### The task
Repeat back the entries that follow, keeping every word as it is.

[Collection entries]
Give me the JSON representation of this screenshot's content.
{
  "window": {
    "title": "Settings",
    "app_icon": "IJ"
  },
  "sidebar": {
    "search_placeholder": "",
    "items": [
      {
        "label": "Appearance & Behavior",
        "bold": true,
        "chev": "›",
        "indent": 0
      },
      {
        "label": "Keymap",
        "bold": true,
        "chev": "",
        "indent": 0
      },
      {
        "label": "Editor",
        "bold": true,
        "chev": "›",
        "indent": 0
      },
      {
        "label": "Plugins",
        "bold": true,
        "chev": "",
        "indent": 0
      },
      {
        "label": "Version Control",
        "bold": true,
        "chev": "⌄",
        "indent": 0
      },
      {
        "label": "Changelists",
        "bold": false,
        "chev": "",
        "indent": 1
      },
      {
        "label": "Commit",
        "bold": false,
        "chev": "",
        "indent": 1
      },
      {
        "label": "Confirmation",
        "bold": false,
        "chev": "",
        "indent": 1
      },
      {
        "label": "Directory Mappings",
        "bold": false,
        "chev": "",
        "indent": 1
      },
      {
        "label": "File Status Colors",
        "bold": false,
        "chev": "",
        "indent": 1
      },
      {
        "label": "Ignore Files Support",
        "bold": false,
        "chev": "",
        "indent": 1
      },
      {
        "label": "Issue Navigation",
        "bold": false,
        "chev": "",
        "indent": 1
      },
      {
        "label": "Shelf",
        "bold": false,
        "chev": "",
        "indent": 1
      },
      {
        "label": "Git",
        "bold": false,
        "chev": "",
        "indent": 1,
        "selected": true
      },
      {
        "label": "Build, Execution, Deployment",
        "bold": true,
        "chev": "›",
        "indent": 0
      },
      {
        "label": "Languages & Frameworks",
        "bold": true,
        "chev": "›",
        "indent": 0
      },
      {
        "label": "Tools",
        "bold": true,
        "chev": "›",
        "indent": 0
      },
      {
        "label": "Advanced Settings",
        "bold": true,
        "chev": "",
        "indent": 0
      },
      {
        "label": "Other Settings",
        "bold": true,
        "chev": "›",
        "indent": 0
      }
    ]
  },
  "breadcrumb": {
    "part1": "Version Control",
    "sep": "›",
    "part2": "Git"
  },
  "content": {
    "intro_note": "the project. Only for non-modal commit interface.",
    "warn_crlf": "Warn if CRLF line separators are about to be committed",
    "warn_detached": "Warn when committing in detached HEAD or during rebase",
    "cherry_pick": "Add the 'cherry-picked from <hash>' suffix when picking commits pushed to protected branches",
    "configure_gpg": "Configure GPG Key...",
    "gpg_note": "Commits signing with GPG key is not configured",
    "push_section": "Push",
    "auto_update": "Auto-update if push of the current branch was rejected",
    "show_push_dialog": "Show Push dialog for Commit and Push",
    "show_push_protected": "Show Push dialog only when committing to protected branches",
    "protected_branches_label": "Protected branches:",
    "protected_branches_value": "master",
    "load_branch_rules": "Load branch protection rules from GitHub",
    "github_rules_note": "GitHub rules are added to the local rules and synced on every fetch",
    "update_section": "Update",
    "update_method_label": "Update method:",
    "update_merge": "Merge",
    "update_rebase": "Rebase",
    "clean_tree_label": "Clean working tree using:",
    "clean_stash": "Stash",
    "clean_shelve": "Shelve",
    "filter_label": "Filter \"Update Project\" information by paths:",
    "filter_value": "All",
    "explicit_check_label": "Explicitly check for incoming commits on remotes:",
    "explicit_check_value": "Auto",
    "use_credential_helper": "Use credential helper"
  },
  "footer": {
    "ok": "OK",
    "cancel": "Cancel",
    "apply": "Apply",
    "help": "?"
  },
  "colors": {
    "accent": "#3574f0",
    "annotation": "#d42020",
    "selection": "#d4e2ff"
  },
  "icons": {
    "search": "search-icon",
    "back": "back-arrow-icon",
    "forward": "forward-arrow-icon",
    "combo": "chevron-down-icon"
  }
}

### Answer to this exercise
Give me the JSON representation of this screenshot's content.
{
  "window": {
    "title": "Settings",
    "app_icon": "IJ"
  },
  "sidebar": {
    "search_placeholder": "",
    "items": [
      {
        "label": "Appearance & Behavior",
        "bold": true,
        "chev": "›",
        "indent": 0
      },
      {
        "label": "Keymap",
        "bold": true,
        "chev": "",
        "indent": 0
      },
      {
        "label": "Editor",
        "bold": true,
        "chev": "›",
        "indent": 0
      },
      {
        "label": "Plugins",
        "bold": true,
        "chev": "",
        "indent": 0
      },
      {
        "label": "Version Control",
        "bold": true,
        "chev": "⌄",
        "indent": 0
      },
      {
        "label": "Changelists",
        "bold": false,
        "chev": "",
        "indent": 1
      },
      {
        "label": "Commit",
        "bold": false,
        "chev": "",
        "indent": 1
      },
      {
        "label": "Confirmation",
        "bold": false,
        "chev": "",
        "indent": 1
      },
      {
        "label": "Directory Mappings",
        "bold": false,
        "chev": "",
        "indent": 1
      },
      {
        "label": "File Status Colors",
        "bold": false,
        "chev": "",
        "indent": 1
      },
      {
        "label": "Ignore Files Support",
        "bold": false,
        "chev": "",
        "indent": 1
      },
      {
        "label": "Issue Navigation",
        "bold": false,
        "chev": "",
        "indent": 1
      },
      {
        "label": "Shelf",
        "bold": false,
        "chev": "",
        "indent": 1
      },
      {
        "label": "Git",
        "bold": false,
        "chev": "",
        "indent": 1,
        "selected": true
      },
      {
        "label": "Build, Execution, Deployment",
        "bold": true,
        "chev": "›",
        "indent": 0
      },
      {
        "label": "Languages & Frameworks",
        "bold": true,
        "chev": "›",
        "indent": 0
      },
      {
        "label": "Tools",
        "bold": true,
        "chev": "›",
        "indent": 0
      },
      {
        "label": "Advanced Settings",
        "bold": true,
        "chev": "",
        "indent": 0
      },
      {
        "label": "Other Settings",
        "bold": true,
        "chev": "›",
        "indent": 0
      }
    ]
  },
  "breadcrumb": {
    "part1": "Version Control",
    "sep": "›",
    "part2": "Git"
  },
  "content": {
    "intro_note": "the project. Only for non-modal commit interface.",
    "warn_crlf": "Warn if CRLF line separators are about to be committed",
    "warn_detached": "Warn when committing in detached HEAD or during rebase",
    "cherry_pick": "Add the 'cherry-picked from <hash>' suffix when picking commits pushed to protected branches",
    "configure_gpg": "Configure GPG Key...",
    "gpg_note": "Commits signing with GPG key is not configured",
    "push_section": "Push",
    "auto_update": "Auto-update if push of the current branch was rejected",
    "show_push_dialog": "Show Push dialog for Commit and Push",
    "show_push_protected": "Show Push dialog only when committing to protected branches",
    "protected_branches_label": "Protected branches:",
    "protected_branches_value": "master",
    "load_branch_rules": "Load branch protection rules from GitHub",
    "github_rules_note": "GitHub rules are added to the local rules and synced on every fetch",
    "update_section": "Update",
    "update_method_label": "Update method:",
    "update_merge": "Merge",
    "update_rebase": "Rebase",
    "clean_tree_label": "Clean working tree using:",
    "clean_stash": "Stash",
    "clean_shelve": "Shelve",
    "filter_label": "Filter \"Update Project\" information by paths:",
    "filter_value": "All",
    "explicit_check_label": "Explicitly check for incoming commits on remotes:",
    "explicit_check_value": "Auto",
    "use_credential_helper": "Use credential helper"
  },
  "footer": {
    "ok": "OK",
    "cancel": "Cancel",
    "apply": "Apply",
    "help": "?"
  },
  "colors": {
    "accent": "#3574f0",
    "annotation": "#d42020",
    "selection": "#d4e2ff"
  },
  "icons": {
    "search": "search-icon",
    "back": "back-arrow-icon",
    "forward": "forward-arrow-icon",
    "combo": "chevron-down-icon"
  }
}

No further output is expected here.